● **WHAT IS EXPECTED**
In the records that follow, find each line with "JSON" and pull it out.

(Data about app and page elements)

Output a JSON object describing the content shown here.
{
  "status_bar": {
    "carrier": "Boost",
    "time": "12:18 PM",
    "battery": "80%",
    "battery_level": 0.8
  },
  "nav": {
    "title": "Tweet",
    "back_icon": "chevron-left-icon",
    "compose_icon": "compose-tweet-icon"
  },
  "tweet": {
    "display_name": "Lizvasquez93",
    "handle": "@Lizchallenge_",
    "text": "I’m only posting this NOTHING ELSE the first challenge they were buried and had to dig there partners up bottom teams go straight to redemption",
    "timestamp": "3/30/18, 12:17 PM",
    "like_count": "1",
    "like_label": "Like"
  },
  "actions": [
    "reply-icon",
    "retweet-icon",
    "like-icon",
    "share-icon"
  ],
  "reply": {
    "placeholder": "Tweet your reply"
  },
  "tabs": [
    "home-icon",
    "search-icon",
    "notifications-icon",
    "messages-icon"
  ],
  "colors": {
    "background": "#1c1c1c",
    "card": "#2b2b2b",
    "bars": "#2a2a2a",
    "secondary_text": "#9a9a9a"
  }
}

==

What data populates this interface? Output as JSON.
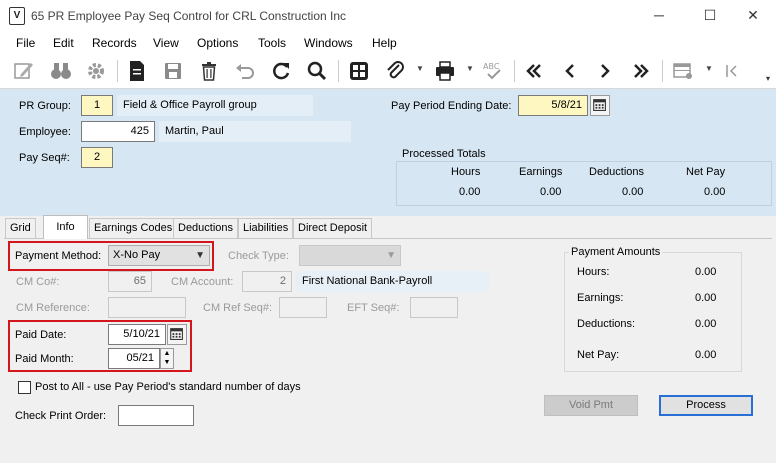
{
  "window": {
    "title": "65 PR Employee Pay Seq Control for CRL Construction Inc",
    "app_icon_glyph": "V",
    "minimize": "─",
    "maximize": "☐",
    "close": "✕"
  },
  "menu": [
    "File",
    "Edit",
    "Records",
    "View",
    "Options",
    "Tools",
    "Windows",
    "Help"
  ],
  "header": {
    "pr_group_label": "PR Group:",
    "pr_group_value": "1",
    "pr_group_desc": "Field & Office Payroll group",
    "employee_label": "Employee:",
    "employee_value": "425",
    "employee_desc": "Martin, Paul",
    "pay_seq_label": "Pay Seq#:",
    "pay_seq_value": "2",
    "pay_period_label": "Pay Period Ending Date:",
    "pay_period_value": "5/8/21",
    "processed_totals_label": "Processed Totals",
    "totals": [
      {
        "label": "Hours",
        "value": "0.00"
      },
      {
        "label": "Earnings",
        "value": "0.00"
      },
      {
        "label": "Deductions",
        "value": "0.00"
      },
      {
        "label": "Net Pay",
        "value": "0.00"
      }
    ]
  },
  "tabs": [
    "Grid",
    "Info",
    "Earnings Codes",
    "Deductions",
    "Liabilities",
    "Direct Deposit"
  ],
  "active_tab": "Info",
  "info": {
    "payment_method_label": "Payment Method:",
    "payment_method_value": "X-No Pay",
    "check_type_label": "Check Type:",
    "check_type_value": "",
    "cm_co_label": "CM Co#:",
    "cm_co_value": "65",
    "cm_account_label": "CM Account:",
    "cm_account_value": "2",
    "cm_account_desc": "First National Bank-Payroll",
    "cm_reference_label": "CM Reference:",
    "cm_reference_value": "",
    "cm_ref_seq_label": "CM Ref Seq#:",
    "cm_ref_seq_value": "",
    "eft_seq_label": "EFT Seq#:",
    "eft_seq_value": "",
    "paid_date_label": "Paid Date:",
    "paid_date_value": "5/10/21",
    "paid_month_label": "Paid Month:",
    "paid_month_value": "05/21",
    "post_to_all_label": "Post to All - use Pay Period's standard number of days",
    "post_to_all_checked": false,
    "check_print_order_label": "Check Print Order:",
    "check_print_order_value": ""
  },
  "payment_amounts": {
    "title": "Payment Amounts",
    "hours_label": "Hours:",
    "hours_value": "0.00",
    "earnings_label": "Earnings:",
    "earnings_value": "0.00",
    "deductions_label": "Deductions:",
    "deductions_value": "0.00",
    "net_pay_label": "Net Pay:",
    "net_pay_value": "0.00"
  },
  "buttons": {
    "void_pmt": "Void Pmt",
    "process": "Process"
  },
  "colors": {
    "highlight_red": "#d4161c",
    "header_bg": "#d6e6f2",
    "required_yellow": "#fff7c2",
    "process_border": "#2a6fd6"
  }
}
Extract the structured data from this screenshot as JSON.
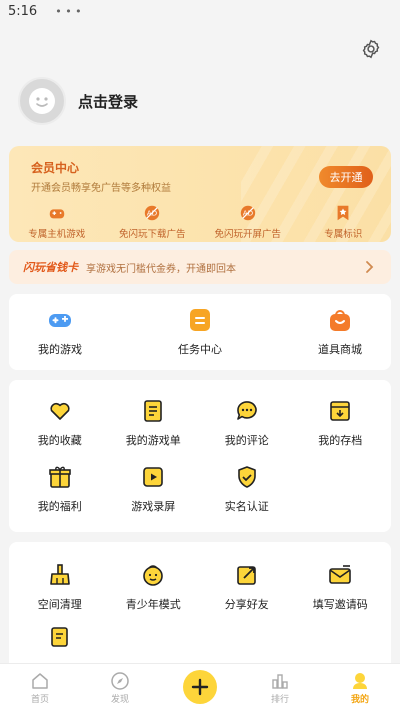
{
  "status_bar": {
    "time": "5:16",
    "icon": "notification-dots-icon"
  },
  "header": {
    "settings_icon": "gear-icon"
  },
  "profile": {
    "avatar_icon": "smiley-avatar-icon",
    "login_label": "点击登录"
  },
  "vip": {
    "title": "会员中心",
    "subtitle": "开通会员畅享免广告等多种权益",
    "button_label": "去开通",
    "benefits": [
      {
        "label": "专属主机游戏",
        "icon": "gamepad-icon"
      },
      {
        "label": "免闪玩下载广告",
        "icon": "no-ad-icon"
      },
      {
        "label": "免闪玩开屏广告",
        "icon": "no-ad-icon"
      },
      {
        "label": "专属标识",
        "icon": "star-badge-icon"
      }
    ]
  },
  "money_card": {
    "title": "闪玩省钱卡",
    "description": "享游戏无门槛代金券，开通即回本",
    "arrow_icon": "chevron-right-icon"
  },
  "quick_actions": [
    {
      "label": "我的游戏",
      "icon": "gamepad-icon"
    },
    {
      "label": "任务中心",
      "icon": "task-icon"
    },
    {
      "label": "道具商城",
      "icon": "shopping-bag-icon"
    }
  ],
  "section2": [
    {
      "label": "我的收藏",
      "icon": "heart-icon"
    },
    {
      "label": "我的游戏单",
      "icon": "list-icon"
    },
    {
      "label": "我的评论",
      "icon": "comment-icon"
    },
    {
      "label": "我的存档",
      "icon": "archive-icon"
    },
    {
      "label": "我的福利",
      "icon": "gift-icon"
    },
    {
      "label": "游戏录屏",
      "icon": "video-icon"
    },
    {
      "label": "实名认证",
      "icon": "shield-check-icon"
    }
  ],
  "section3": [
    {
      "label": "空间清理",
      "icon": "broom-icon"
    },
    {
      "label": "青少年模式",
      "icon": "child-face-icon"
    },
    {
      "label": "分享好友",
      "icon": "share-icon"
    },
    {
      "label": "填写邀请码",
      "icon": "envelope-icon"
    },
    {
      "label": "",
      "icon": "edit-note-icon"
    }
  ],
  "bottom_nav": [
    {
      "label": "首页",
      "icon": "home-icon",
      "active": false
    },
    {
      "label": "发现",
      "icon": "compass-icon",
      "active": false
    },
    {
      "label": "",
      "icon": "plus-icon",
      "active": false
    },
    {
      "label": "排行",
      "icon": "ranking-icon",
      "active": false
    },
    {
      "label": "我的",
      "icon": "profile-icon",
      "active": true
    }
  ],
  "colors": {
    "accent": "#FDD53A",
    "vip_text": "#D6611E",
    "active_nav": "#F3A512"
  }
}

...

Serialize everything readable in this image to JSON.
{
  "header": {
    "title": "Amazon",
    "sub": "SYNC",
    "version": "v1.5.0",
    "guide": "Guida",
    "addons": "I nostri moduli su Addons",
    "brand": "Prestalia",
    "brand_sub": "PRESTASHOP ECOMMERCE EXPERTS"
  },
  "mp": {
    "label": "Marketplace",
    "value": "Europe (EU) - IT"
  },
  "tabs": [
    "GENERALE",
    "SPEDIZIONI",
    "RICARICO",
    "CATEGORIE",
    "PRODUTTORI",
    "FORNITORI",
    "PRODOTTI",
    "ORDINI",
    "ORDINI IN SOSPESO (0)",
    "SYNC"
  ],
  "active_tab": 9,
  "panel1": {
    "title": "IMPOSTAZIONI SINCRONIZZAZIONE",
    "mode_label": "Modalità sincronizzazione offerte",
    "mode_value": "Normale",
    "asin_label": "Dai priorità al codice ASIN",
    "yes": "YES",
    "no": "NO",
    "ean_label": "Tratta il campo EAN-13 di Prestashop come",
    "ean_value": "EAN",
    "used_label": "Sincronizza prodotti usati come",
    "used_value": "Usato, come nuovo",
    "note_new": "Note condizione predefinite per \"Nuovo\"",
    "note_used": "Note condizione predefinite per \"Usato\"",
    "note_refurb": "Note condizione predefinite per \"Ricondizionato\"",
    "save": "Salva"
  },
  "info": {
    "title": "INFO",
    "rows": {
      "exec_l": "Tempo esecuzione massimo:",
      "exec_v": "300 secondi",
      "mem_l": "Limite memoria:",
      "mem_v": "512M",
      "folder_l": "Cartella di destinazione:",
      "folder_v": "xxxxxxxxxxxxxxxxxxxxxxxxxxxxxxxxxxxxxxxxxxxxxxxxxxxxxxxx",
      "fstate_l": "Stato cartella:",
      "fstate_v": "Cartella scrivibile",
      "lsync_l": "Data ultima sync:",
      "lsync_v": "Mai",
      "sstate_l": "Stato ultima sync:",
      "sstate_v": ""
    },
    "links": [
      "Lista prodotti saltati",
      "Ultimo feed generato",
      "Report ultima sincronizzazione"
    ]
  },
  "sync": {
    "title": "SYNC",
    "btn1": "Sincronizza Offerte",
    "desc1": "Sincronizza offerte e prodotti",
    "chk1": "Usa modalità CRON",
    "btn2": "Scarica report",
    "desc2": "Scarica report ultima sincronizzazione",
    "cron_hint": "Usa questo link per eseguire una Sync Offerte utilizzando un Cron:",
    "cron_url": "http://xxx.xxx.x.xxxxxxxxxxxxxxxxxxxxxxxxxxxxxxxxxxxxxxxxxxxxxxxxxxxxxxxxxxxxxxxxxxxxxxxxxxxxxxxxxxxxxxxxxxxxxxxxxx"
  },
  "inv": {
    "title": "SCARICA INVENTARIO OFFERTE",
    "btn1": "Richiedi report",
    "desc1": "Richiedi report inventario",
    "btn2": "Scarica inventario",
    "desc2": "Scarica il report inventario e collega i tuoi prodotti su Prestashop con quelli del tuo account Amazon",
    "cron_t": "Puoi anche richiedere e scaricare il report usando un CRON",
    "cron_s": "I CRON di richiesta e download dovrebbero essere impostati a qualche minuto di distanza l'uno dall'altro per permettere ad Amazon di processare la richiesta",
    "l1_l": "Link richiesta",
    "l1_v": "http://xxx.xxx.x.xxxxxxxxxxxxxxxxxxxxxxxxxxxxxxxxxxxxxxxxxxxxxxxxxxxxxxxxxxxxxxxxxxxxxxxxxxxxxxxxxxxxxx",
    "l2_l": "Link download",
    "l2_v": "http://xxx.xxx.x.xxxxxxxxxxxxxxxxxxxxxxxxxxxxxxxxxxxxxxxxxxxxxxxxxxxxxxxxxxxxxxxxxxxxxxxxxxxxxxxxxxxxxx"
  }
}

● **YOUR RESPONSE**
Output a JSON object describing the content shown here.
What data populates this interface? Output as JSON.
Extract the structured data from this screenshot as JSON.
Serialize everything readable in this image to JSON.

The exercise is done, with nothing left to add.